Probably not a whole lot.

But don’t feel down about it. Because there is one way to make your content marketing strategy more effective.

Make your content USEFUL.

 

Why Go For Useful Content

useful-content-marketing-strategy
You do not want this said about your content.

The bottom line is that you want your content to answer your target market’s Google search enquiries.

  • Blogging about useful information connected to your products and services will help answer peoples’ searches
  • Providing valuable and relevant information to your target audience will get them coming back to your website
  • Having a wealth of useful content will help establish your business/brand as an authority in your area of specialty

Take the Google Academy example of the outdoor store that runs a blog about all things outdoors. You’d imagine that store’s blog would include tips like “how to pitch a tent,” “5 campfire starting techniques,” and other material.

If your blog or YouTube channel is full of such useful information, you can bet interested people will come back.

My Brand is More Entertaining than Useful, Though.

Eduardo_Vargas_Tattoo
Some Chilean soccer player will probably not tattoo your brand’s logo on his neck. I’m just being honest.

Is it really? Be honest.

C’mon, do some soul searching.

Is your brand (or business) one of those brands that excites such fan loyalty and devotion that they’ll tattoo your logo on their necks? Let’s face it: probably not.

If you’re a sports store trying to be the next Nike but no one has heard of you, you can bet your “funky, entertaining” content will not excite much interest (unless, of course, it’s absolutely brilliant).

You’re probably better off blogging or vlogging about how runners can avoid shin splints.

Types of Content Marketing

There are plenty of approaches to content creation.

Brands like Buzzfeed and others go for the entertainment approach. They produce content that is there to make you laugh, cry, or simply “like.”

Others use the news angle, which is, of course, most appropriate for news and current events sites.

Still others go for shock, some for the elusive “cool” factor. There are so many different kinds of content that it would be hard to categorize them all.

But in my mind, the best content is useful stuff that answers readers’ questions quickly and effectively.

#worldcup

The FIFA World Cup and Social Media

#worldcupA Marketing Love Affair

The 2014 FIFA World Cup kicked off last week, and already it’s being hailed as the world’s most “social” sporting event ever. It is slated to be the single most talked-about sporting event on social media.

Marketers are getting on the bandwagon. A couple notable examples include Activia partnering with Shakira to support the World Food Program, and adidas and their #allin campaign. Coca-Cola is, as always, an official sponsor, and all kinds of sports channels are getting in on the action (ESPN, etc.).

Twitter is an enabler for marketers

Twitter is making it easy for fans and marketers to connect over the FIFA World Cup and social media. The #WorldCup hashtag center allows you to follow all tweets with the hashtag, to see the teams that are on Twitter and follow each individual game.

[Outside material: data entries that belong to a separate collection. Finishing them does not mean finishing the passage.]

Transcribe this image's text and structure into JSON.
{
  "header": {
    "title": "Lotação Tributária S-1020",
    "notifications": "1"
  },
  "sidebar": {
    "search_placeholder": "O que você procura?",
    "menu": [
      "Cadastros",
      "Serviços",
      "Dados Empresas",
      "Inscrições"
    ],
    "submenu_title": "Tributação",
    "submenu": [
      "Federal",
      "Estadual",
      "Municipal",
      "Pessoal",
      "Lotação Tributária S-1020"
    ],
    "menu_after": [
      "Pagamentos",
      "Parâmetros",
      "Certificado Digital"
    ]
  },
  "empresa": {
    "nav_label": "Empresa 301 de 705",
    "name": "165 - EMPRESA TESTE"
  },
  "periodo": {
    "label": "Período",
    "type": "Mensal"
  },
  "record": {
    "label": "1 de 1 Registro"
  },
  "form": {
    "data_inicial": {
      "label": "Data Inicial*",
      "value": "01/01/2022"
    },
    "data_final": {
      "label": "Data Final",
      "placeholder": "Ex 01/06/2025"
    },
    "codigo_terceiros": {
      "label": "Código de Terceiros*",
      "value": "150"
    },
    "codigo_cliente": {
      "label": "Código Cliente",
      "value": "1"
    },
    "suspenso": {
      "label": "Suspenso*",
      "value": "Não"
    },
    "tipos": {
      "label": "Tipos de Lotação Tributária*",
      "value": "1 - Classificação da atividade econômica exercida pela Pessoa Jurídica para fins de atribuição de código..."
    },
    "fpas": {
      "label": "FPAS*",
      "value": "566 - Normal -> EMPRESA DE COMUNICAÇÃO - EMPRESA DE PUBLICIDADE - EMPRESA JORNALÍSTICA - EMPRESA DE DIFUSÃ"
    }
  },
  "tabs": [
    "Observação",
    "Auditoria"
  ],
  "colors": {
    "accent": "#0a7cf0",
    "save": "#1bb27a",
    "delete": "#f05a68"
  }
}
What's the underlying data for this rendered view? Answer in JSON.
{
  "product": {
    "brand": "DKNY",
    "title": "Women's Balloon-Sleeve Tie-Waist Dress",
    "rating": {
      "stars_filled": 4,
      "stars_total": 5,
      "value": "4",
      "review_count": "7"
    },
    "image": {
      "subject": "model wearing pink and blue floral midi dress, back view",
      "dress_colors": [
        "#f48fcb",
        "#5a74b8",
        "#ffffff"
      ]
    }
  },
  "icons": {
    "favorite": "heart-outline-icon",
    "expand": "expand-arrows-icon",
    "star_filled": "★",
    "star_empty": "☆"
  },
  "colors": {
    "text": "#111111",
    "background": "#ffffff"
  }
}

Magazines, brands, teams, fan clubs, individuals are all tweeting. Following the hashtag you are bound to find content from all these groups that will appeal to you. Some are trying to not-so-subtly connect their products to football, but others are fully dedicated to World Cup coverage.

How to get in on the marketing action

Offerpop and Crimson Hexagon partnered to make an infographic providing analysis of the marketing opportunity that this world-wide event presents. Take a look for some inspiration for how you and your brand can get involved in the FIFA World Cup on social media.

Offerpop’s World Cup Infographic:

World Cup Infographic